→ **TASK DESCRIPTION**: In the data, extract each line that holds the string "Average".
————
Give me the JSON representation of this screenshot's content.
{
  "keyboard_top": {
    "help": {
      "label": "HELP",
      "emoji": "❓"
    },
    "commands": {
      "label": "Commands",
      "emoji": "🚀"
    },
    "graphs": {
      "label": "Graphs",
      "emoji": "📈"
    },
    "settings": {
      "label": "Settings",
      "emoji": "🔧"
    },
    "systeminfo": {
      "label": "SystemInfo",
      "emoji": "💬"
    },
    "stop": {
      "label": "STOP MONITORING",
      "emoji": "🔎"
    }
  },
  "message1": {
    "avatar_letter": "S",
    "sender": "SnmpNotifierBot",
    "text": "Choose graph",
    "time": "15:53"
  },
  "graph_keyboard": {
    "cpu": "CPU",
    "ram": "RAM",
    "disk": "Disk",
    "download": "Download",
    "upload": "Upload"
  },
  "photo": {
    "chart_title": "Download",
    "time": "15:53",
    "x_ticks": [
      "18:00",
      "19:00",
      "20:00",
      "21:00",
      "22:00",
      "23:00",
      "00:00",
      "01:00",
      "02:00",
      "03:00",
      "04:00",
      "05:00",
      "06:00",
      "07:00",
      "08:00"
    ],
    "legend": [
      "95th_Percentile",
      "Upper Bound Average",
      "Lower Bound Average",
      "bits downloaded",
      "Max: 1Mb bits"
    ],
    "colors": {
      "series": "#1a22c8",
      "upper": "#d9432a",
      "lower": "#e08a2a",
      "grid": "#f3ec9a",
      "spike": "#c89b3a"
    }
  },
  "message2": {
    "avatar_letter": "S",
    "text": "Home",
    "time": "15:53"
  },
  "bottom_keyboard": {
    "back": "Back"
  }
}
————
→ **WRITTEN RESPONSE**:
      "Upper Bound Average",
      "Lower Bound Average",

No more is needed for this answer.